Although it is now centred on Croydon, the A.B.C. was formed in Anerley in 1881. It sprang from a Hoop Club formed by a few young boys from Dulwich College who graduated to bicycles.
The Club Runs of these pioneers started every Saturday from the Robin Hood pub at the bottom of Anerley Hill where it crosses Croydon Road, Penge (see here). They ventured forth back then on sandy, gravel or chalk roads. The sandy Brighton Road became impassable past Purley in dry weather. Nevertheless, these runs were intensely popular, with 85 members featuring on an October 1891 run. On other occasions members pushed their bikes through the snow rather than miss a run!
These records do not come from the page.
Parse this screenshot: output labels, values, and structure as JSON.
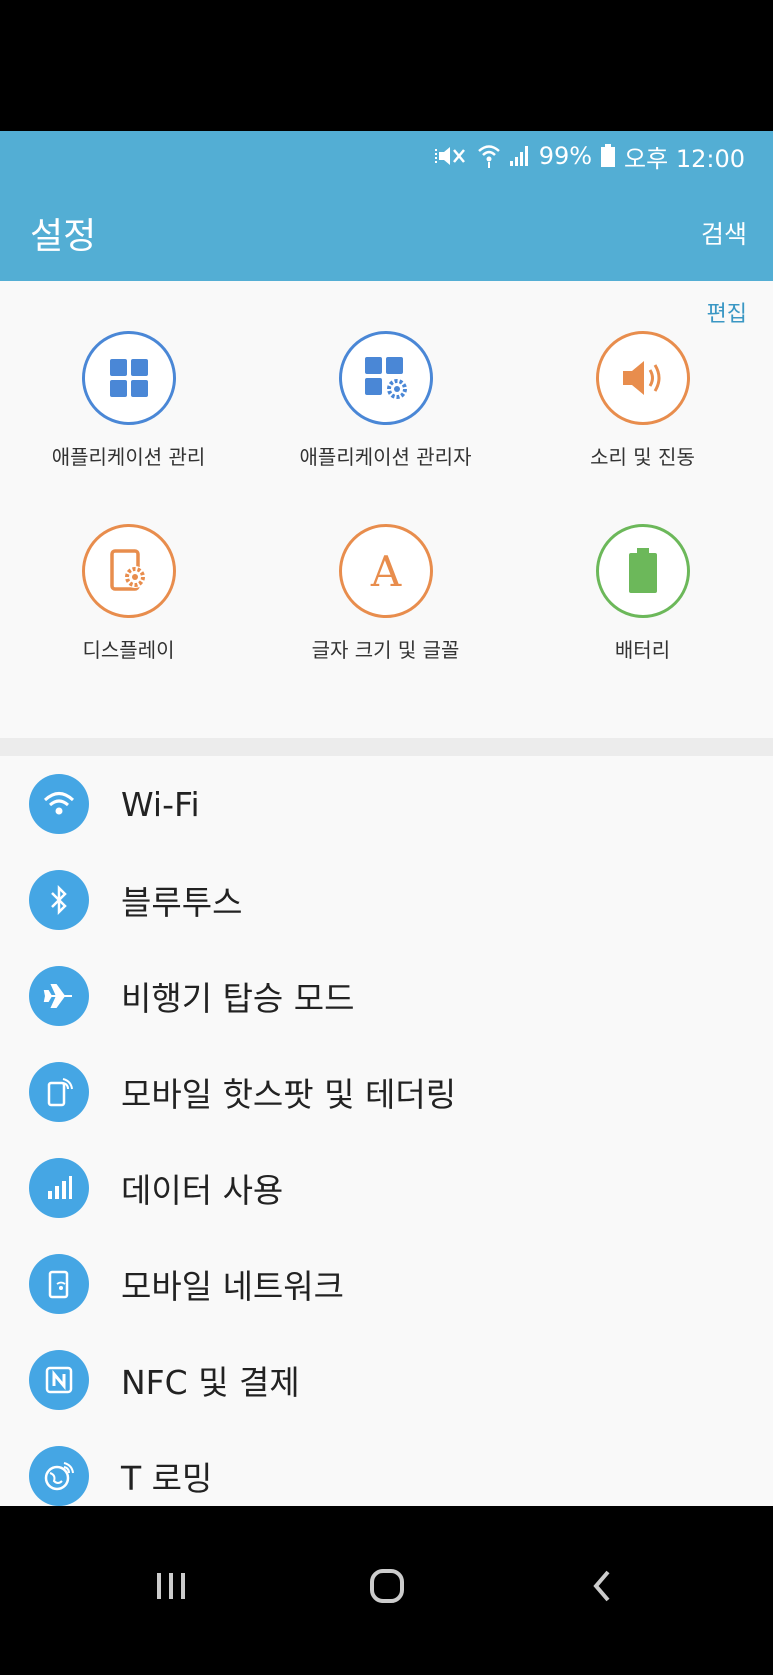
{
  "status": {
    "battery": "99%",
    "time": "오후 12:00"
  },
  "appbar": {
    "title": "설정",
    "search": "검색"
  },
  "edit_label": "편집",
  "quick": [
    {
      "label": "애플리케이션 관리",
      "icon": "apps-grid-icon",
      "color": "#4a87d6"
    },
    {
      "label": "애플리케이션 관리자",
      "icon": "app-manager-gear-icon",
      "color": "#4a87d6"
    },
    {
      "label": "소리 및 진동",
      "icon": "speaker-icon",
      "color": "#e88d4d"
    },
    {
      "label": "디스플레이",
      "icon": "display-gear-icon",
      "color": "#e88d4d"
    },
    {
      "label": "글자 크기 및 글꼴",
      "icon": "font-a-icon",
      "color": "#e88d4d"
    },
    {
      "label": "배터리",
      "icon": "battery-icon",
      "color": "#6cb85a"
    }
  ],
  "settings": [
    {
      "label": "Wi-Fi",
      "icon": "wifi-icon"
    },
    {
      "label": "블루투스",
      "icon": "bluetooth-icon"
    },
    {
      "label": "비행기 탑승 모드",
      "icon": "airplane-icon"
    },
    {
      "label": "모바일 핫스팟 및 테더링",
      "icon": "hotspot-icon"
    },
    {
      "label": "데이터 사용",
      "icon": "data-usage-icon"
    },
    {
      "label": "모바일 네트워크",
      "icon": "mobile-network-icon"
    },
    {
      "label": "NFC 및 결제",
      "icon": "nfc-icon"
    },
    {
      "label": "T 로밍",
      "icon": "globe-roaming-icon"
    }
  ],
  "colors": {
    "appbar": "#53aed4",
    "list_icon": "#45a6e4"
  }
}
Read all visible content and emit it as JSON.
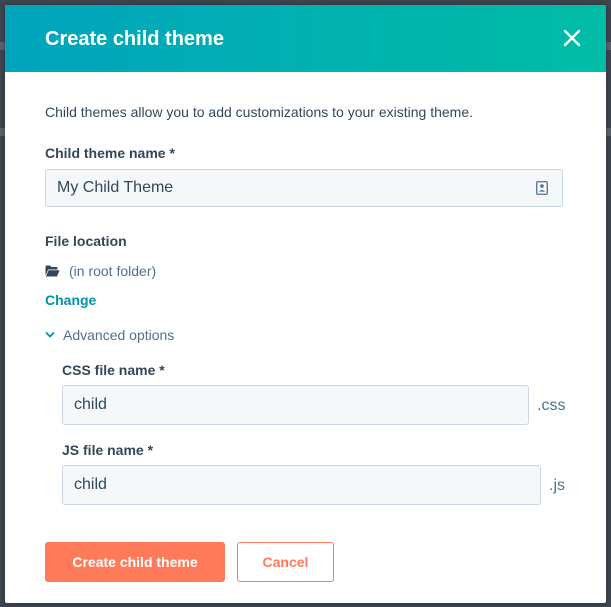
{
  "modal": {
    "title": "Create child theme",
    "intro": "Child themes allow you to add customizations to your existing theme.",
    "close_icon": "close-icon"
  },
  "form": {
    "name_label": "Child theme name *",
    "name_value": "My Child Theme",
    "name_icon": "contact-card-icon",
    "file_location_label": "File location",
    "folder_icon": "folder-open-icon",
    "folder_text": "(in root folder)",
    "change_label": "Change",
    "advanced_label": "Advanced options",
    "advanced_expanded": true,
    "css_label": "CSS file name *",
    "css_value": "child",
    "css_ext": ".css",
    "js_label": "JS file name *",
    "js_value": "child",
    "js_ext": ".js"
  },
  "actions": {
    "primary_label": "Create child theme",
    "secondary_label": "Cancel"
  },
  "colors": {
    "header_start": "#00a4bd",
    "header_end": "#00bda5",
    "link": "#0091ae",
    "primary": "#ff7a59",
    "text": "#33475b",
    "input_bg": "#f5f8fa",
    "input_border": "#cbd6e2"
  }
}
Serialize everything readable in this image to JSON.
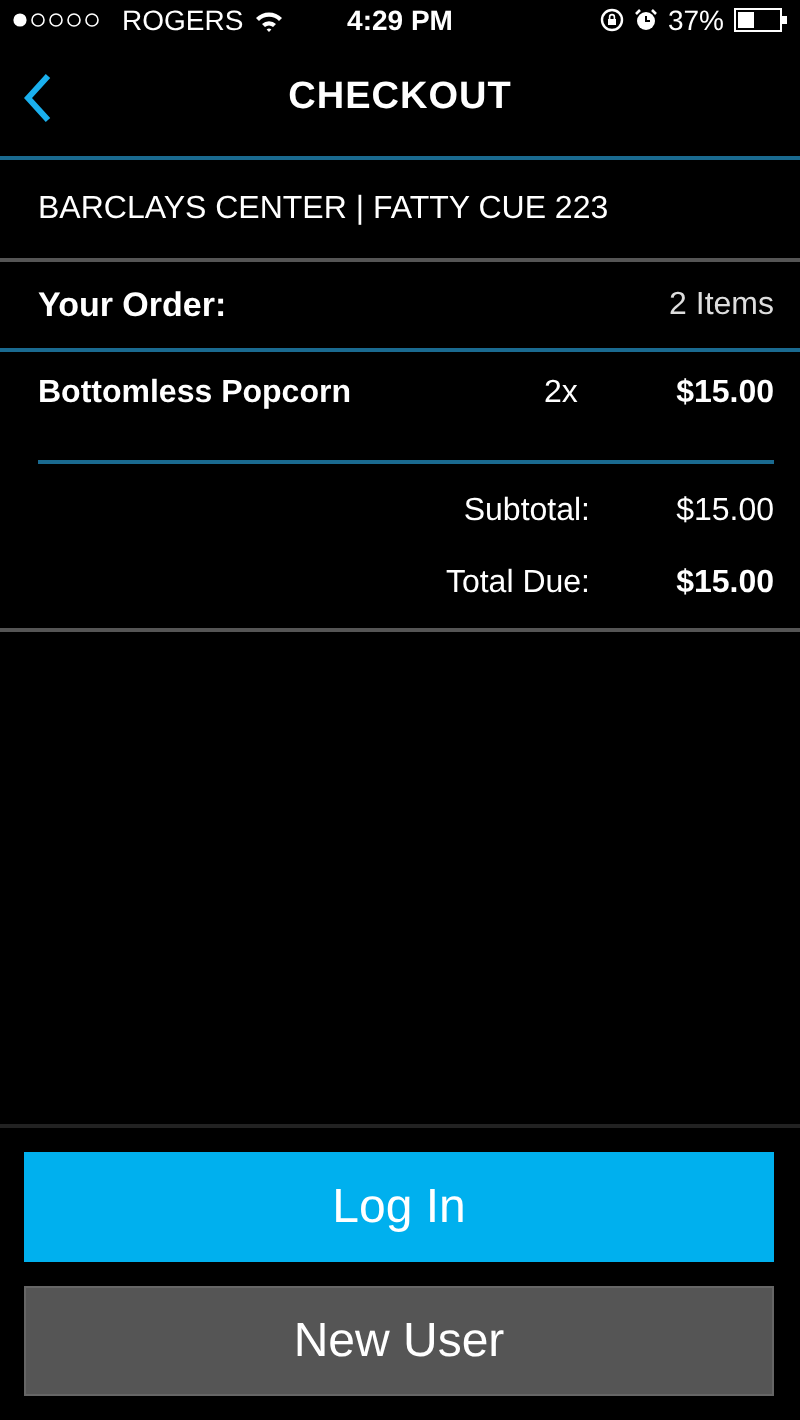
{
  "status_bar": {
    "carrier": "ROGERS",
    "time": "4:29 PM",
    "battery": "37%"
  },
  "nav": {
    "title": "CHECKOUT"
  },
  "venue": "BARCLAYS CENTER | FATTY CUE 223",
  "order": {
    "heading": "Your Order:",
    "count": "2 Items",
    "items": [
      {
        "name": "Bottomless Popcorn",
        "quantity": "2x",
        "price": "$15.00"
      }
    ],
    "totals": [
      {
        "label": "Subtotal:",
        "value": "$15.00",
        "kind": "normal"
      },
      {
        "label": "Total Due:",
        "value": "$15.00",
        "kind": "strong"
      }
    ]
  },
  "buttons": [
    {
      "label": "Log In",
      "kind": "primary"
    },
    {
      "label": "New User",
      "kind": "secondary"
    }
  ]
}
Its founding date, 1881, places it as one of the oldest cycling clubs in the World that have remained in continuous existence. Its first members rode ordinaries, or penny farthings. These were superseded by safety bicycles with two equally sized wheels and chain drive to the rear, much as the cycles of today. In the late nineteenth and early twentieth century, cycling was the prerogative of the gentry, and in 1893 for example, the cost of new machines in the Club was estimated at £1,000. This was a small fortune then, with the cost of a second-hand safety ordinary being up to £18.
Club members wore uniform, and the Captain had a bugler who sounded the captain?s commands – very militaristic!
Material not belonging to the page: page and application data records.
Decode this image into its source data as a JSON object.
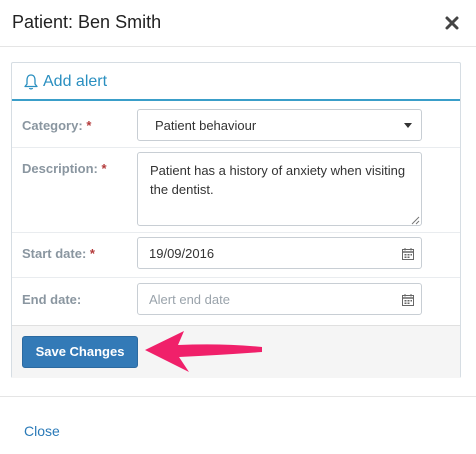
{
  "modal": {
    "title": "Patient: Ben Smith",
    "close_icon": "close-x-icon",
    "footer_close_label": "Close"
  },
  "panel": {
    "title": "Add alert",
    "icon": "bell-icon",
    "accent_color": "#3a9ec9"
  },
  "form": {
    "category": {
      "label": "Category:",
      "required_mark": "*",
      "value": "Patient behaviour"
    },
    "description": {
      "label": "Description:",
      "required_mark": "*",
      "value": "Patient has a history of anxiety when visiting the dentist."
    },
    "start_date": {
      "label": "Start date:",
      "required_mark": "*",
      "value": "19/09/2016"
    },
    "end_date": {
      "label": "End date:",
      "value": "",
      "placeholder": "Alert end date"
    }
  },
  "actions": {
    "save_label": "Save Changes",
    "save_color": "#337ab7"
  },
  "annotation": {
    "arrow_color": "#f0206a"
  }
}
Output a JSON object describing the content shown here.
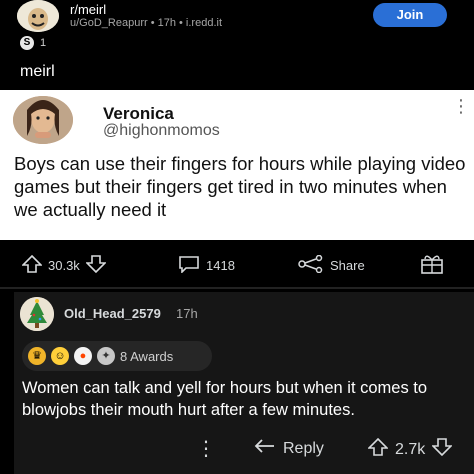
{
  "post": {
    "subreddit": "r/meirl",
    "author_meta": "u/GoD_Reapurr • 17h • i.redd.it",
    "join_label": "Join",
    "award_count": "1",
    "award_coin": "S",
    "title": "meirl"
  },
  "tweet": {
    "name": "Veronica",
    "handle": "@highonmomos",
    "text": "Boys can use their fingers for hours while playing video games but their fingers get tired in two minutes when we actually need it"
  },
  "post_actions": {
    "upvotes": "30.3k",
    "comments": "1418",
    "share_label": "Share"
  },
  "comment": {
    "username": "Old_Head_2579",
    "time": "17h",
    "awards_label": "8 Awards",
    "text": "Women can talk and yell for hours but when it comes to blowjobs their mouth hurt after a few minutes.",
    "reply_label": "Reply",
    "votes": "2.7k"
  },
  "colors": {
    "accent": "#2a6fd6",
    "background": "#000000",
    "comment_bg": "#161616"
  }
}
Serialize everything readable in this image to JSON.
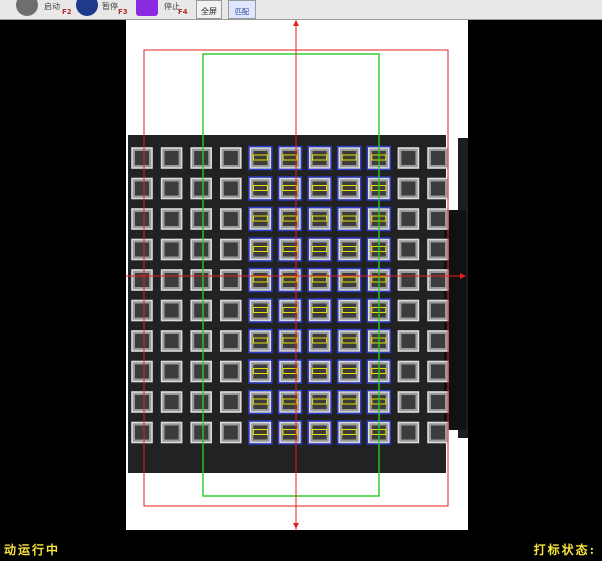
{
  "toolbar": {
    "start": {
      "label": "启动",
      "key": "F2",
      "color": "#6e6e6e"
    },
    "pause": {
      "label": "暂停",
      "key": "F3",
      "color": "#1f3a8a"
    },
    "stop": {
      "label": "停止",
      "key": "F4",
      "color": "#8a2be2"
    },
    "fullscreen_label": "全屏",
    "match_label": "匹配"
  },
  "status": {
    "run_state": "动运行中",
    "mark_status_label": "打标状态:"
  },
  "colors": {
    "roi_outer": "#e02020",
    "roi_inner": "#22cc22",
    "crosshair": "#e02020",
    "chip_match": "#2e3bd1",
    "chip_mark": "#e8e000"
  },
  "tray": {
    "rows": 10,
    "columns": 11,
    "matched_columns": [
      4,
      5,
      6,
      7,
      8
    ]
  }
}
In its heyday, the Club organised the famous “Anerley 12″, a time trial of 12 hours duration ridden by the top men in the country.
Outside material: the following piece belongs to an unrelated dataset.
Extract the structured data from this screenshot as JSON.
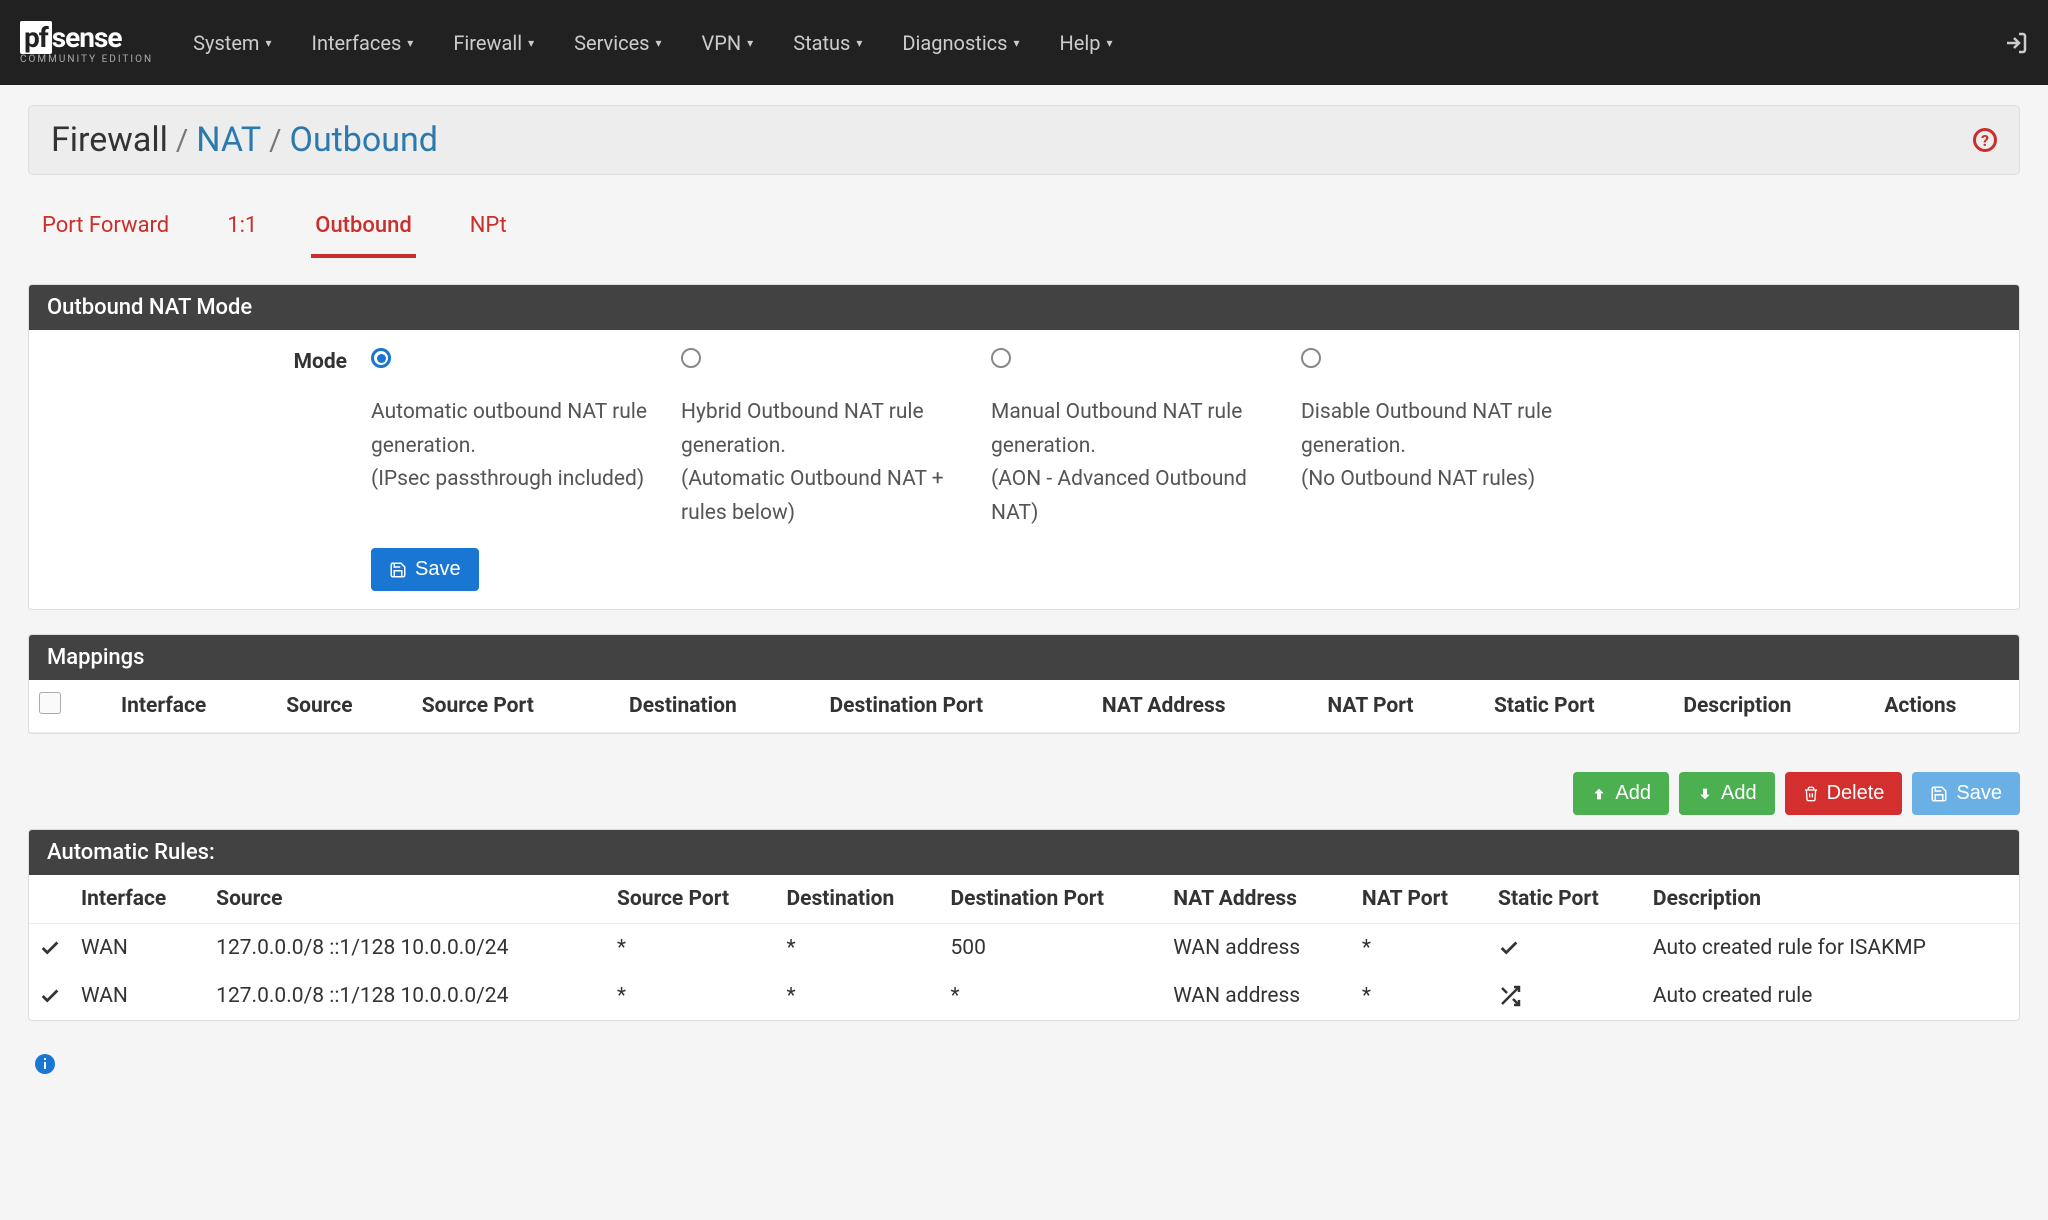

One of the early members S.F. Edge once held the World Record for 100 miles, as well as winning the first ever Catford Cycling Club’s Hill Climb, in 1887 on Westerham Hill, riding a ‘safety’ cycle.
As befits a club of such long history, it has a Latin motto: ?Palmam qui meruit ferat? The palm to him who deserves it.
This features in the Club Gazette heading, left, which itself dates back to 1890 and depicts the finish of a safety race, an Olympia tandem tricycle and a man on a single tricycle, thought to be S.F. Edge.